How the GOP Could Steal Xmas

Flickr/<a href="http://www.flickr.com/photos/labor2008/3562626867/sizes/m/in/photostream/">aflcio</a>

For indispensable reporting on the coronavirus crisis, the election, and more, subscribe to the Mother Jones Daily newsletter.


Here’s some holiday gloom for you: Two million out-of-work Americans will lose their safety net this month if Congress fails to extend temporary unemployment insurance. Another seven million will lose their benefits within the year. And the economy could shed 0.6 percentage points in gross domestic product if jobless benefits aren’t extended. Those are the grim highlights of a new report (PDF) by the White House’s Council of Economic Advisers.

The White House’s latest report gives supporters of extending jobless benefits, mostly Democrats, more ammunition. For instance, the report found that 14 million jobless Americans received financial support as of October. For some families, these benefits are crucial to staying afloat: In 42 percent of households where there’s one earner and that person collects unemployment insurance, the elimination of these benefits would wipe out 90 percent of their income.

By not acting sooner, Congress has already allowed two emergency forms of unemployment insurance to begin to expire on Wednesday. The benefits were originally created in 2008, as the economy collapsed and unemployment soared. Now, however, lawmakers can’t reach a compromise on whether to continue them. Republicans refuse to support the benefits because they’d add to the deficit, even though members of both parties have traditionally approved unemployment benefits because they’re an “emergency” measure.

When asked on Thursday about Republican intransigence, Austan Goolsbee, chairman of the Council of Economic Advisers, pointed out the GOP was denouncing the extention of jobless benefits while simultaneously demanding tax cuts for the rich—which would also add to the deficit. “The Republicans arguing that we should pay for emergency unemployment insurance but not pay for high-income tax extensions does not make any sense,” he told reporters.

Unlike the tax cuts, Goolsbee said, failing to extend unemployment insurance threatens to derail the economy’s tepid recovery. “Letting millions more Americans fall into hardship will hurt our economy at this critical point in our recovery and immediately undermine consumer spending,” he said.

DOES IT FEEL LIKE POLITICS IS AT A BREAKING POINT?

Headshot of Editor in Chief of Mother Jones, Clara Jeffery

It sure feels that way to me, and here at Mother Jones, we’ve been thinking a lot about what journalism needs to do differently, and how we can have the biggest impact.

We kept coming back to one word: corruption. Democracy and the rule of law being undermined by those with wealth and power for their own gain. So we're launching an ambitious Mother Jones Corruption Project to do deep, time-intensive reporting on systemic corruption, and asking the MoJo community to help crowdfund it.

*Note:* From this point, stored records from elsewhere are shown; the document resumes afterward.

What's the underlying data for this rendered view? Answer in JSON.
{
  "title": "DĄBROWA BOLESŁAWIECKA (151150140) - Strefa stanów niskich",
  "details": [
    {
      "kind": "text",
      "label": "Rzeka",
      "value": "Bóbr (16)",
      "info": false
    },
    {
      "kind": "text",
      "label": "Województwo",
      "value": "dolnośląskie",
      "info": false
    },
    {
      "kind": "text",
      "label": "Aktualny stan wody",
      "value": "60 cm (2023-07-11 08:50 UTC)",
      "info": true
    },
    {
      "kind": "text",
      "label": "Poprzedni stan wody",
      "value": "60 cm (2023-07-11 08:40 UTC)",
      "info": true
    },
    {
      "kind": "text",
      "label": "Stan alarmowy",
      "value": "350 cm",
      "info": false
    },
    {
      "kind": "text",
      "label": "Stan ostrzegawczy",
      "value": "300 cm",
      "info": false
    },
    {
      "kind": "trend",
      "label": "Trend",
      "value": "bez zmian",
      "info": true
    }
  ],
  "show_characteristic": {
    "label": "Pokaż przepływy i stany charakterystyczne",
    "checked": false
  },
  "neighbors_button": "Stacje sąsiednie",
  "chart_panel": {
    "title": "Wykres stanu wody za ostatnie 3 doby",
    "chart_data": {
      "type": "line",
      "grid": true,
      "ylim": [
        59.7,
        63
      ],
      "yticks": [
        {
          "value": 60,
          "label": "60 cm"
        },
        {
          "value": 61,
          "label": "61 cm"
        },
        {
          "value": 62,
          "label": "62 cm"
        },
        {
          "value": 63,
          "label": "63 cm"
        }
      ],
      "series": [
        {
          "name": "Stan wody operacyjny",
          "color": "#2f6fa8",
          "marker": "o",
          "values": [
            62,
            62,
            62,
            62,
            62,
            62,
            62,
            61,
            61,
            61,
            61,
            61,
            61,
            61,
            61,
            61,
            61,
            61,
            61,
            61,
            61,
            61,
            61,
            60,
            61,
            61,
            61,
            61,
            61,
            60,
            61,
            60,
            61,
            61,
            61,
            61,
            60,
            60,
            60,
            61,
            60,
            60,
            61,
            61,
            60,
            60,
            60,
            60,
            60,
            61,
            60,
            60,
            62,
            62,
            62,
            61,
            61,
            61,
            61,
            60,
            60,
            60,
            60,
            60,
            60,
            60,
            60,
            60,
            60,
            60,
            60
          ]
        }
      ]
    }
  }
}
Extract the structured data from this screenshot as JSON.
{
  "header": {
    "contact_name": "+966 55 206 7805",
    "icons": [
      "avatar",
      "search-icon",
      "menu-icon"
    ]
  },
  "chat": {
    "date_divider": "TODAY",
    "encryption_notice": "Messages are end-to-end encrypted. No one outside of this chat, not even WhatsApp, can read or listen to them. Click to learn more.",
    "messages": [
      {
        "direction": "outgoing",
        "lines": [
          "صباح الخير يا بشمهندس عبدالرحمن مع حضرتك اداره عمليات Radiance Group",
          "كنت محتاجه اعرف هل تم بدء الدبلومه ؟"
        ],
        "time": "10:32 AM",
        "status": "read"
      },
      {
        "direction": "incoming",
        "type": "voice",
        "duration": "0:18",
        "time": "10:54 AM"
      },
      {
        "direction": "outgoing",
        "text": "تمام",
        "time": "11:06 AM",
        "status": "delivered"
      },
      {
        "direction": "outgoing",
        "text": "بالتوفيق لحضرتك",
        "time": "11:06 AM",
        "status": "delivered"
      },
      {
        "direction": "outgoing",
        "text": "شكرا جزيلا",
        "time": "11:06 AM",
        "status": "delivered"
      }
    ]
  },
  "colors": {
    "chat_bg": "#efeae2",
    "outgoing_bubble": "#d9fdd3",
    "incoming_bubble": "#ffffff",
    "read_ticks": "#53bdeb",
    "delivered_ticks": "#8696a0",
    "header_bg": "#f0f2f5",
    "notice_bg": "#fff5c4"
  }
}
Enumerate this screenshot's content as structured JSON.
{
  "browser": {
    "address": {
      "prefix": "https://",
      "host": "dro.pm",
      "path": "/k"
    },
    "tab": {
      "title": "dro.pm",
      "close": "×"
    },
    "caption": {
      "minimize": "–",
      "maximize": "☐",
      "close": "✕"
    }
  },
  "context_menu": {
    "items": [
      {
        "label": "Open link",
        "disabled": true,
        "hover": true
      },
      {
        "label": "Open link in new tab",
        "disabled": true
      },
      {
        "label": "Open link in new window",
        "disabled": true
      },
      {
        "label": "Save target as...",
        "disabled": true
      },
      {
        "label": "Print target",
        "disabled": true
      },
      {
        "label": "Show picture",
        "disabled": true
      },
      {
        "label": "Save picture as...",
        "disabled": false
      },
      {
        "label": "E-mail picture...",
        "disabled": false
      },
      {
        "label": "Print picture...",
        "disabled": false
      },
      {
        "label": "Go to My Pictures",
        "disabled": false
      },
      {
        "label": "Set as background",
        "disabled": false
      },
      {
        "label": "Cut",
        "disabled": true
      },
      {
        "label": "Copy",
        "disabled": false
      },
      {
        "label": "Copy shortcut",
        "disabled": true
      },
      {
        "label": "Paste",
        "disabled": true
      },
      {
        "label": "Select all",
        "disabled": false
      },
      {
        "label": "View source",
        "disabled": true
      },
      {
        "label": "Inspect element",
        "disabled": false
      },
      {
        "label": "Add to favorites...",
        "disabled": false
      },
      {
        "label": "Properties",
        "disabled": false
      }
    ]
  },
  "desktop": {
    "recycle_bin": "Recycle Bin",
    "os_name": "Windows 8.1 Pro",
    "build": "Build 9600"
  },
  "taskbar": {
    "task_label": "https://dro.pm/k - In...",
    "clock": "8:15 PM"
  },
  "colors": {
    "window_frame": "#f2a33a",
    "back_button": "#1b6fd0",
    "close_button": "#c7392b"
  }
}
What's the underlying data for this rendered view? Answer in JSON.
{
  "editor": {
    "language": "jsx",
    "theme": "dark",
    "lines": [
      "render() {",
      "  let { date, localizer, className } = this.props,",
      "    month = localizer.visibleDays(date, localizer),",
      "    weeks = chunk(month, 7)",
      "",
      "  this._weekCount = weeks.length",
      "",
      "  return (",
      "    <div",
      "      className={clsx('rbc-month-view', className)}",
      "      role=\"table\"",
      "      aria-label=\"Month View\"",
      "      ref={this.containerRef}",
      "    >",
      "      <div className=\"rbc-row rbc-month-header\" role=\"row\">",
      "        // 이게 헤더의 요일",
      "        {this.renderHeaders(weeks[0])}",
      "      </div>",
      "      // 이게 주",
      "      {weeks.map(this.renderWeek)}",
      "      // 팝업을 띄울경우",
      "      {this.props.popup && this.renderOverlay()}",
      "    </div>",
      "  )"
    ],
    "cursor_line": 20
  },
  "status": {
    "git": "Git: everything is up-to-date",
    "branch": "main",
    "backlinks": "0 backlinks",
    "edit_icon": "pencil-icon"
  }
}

We aim to hire, build a team, and give them the time and space needed to understand how we got here and how we might get out. We want to dig into the forces and decisions that have allowed massive conflicts of interest, influence peddling, and win-at-all-costs politics to flourish.

It's unlike anything we've done, and we have seed funding to get started, but we're looking to raise $500,000 from readers by July when we'll be making key budgeting decisions—and the more resources we have by then, the deeper we can dig. If our plan sounds good to you, please help kickstart it with a tax-deductible donation today.

Thanks for reading—whether or not you can pitch in today, or ever, I'm glad you're with us.

Signed by Clara Jeffery

Clara Jeffery, Editor-in-Chief

We Recommend

Latest